Besides its literal sense (Isaiah 37:29, etc.), is used in the original (saphah) metaphorically for an edge or border, as of a cup (1 Kings 7:26), a garment (Exodus 28:32), a curtain (26:4), the sea (Genesis 22:17), the Jordan (2 Kings 2:13). To "open the lips" is to begin to speak (Job 11:5); to "refrain the lips" is to keep silence (Psalm 40:9; 1 Peter 3:10). The "fruit of the lips" (Hebrews 13:15) is praise, and the "calves of the lips" thank-offerings (Hosea 14:2). To "shoot out the lip" is to manifest scorn and defiance (Psalm 22:7). Many similar forms of expression are found in Scripture.
Noah Webster's New International Dictionary of the English Language
1. (n.) One of the two fleshy folds which surround the orifice of the mouth in man and many other animals. In man the lips are organs of speech essential to certain articulations. Hence, by a figure they denote the mouth, or all the organs of speech, and sometimes speech itself.
2. (n.) An edge of an opening; a thin projecting part of anything; a kind of short open spout; as, the lip of a vessel.
3. (n.) The sharp cutting edge on the end of an auger.
4. (n.) One of the two opposite divisions of a labiate corolla.
5. (n.) The odd and peculiar petal in the Orchis family.

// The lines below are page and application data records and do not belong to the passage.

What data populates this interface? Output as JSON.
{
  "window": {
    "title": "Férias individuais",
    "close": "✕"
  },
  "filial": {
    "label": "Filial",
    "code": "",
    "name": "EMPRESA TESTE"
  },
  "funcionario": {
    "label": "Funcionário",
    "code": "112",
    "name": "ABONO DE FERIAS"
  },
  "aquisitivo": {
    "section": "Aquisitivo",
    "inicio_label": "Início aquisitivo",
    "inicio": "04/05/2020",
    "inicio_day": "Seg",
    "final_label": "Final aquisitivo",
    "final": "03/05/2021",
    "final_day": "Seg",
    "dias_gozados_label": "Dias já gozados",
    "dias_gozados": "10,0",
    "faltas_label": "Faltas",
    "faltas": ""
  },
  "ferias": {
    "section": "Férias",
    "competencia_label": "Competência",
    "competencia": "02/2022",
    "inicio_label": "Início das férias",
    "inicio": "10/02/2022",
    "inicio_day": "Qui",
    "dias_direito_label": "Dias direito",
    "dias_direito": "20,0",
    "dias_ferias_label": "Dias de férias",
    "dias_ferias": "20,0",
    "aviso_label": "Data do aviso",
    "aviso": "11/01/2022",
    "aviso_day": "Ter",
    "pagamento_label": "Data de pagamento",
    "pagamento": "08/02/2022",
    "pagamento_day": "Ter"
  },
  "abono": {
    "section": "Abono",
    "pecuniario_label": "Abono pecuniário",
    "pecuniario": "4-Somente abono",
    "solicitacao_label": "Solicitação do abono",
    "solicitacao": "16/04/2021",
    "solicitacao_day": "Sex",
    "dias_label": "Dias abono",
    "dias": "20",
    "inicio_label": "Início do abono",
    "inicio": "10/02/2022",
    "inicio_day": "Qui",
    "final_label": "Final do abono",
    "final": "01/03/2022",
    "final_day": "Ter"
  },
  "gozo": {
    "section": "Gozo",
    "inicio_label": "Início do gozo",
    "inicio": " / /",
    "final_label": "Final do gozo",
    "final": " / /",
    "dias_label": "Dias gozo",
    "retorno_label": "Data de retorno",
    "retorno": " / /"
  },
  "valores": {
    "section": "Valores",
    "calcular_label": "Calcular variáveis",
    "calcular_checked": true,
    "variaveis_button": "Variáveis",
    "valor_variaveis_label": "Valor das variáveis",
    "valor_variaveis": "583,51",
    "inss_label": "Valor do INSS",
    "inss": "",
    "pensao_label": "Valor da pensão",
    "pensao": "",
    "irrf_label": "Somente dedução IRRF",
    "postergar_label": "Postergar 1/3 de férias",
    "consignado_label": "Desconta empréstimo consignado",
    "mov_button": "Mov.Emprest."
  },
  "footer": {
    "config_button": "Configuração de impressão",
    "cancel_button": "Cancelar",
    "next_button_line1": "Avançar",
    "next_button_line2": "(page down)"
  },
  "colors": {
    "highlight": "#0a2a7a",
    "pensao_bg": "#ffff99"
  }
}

See Orchidaceous.
6. (n.) One of the edges of the aperture of a univalve shell.
7. (v. t.) To touch with the lips; to put the lips to; hence, to kiss.
8. (v. t.) To utter; to speak.
9. (v. t.) To clip; to trim.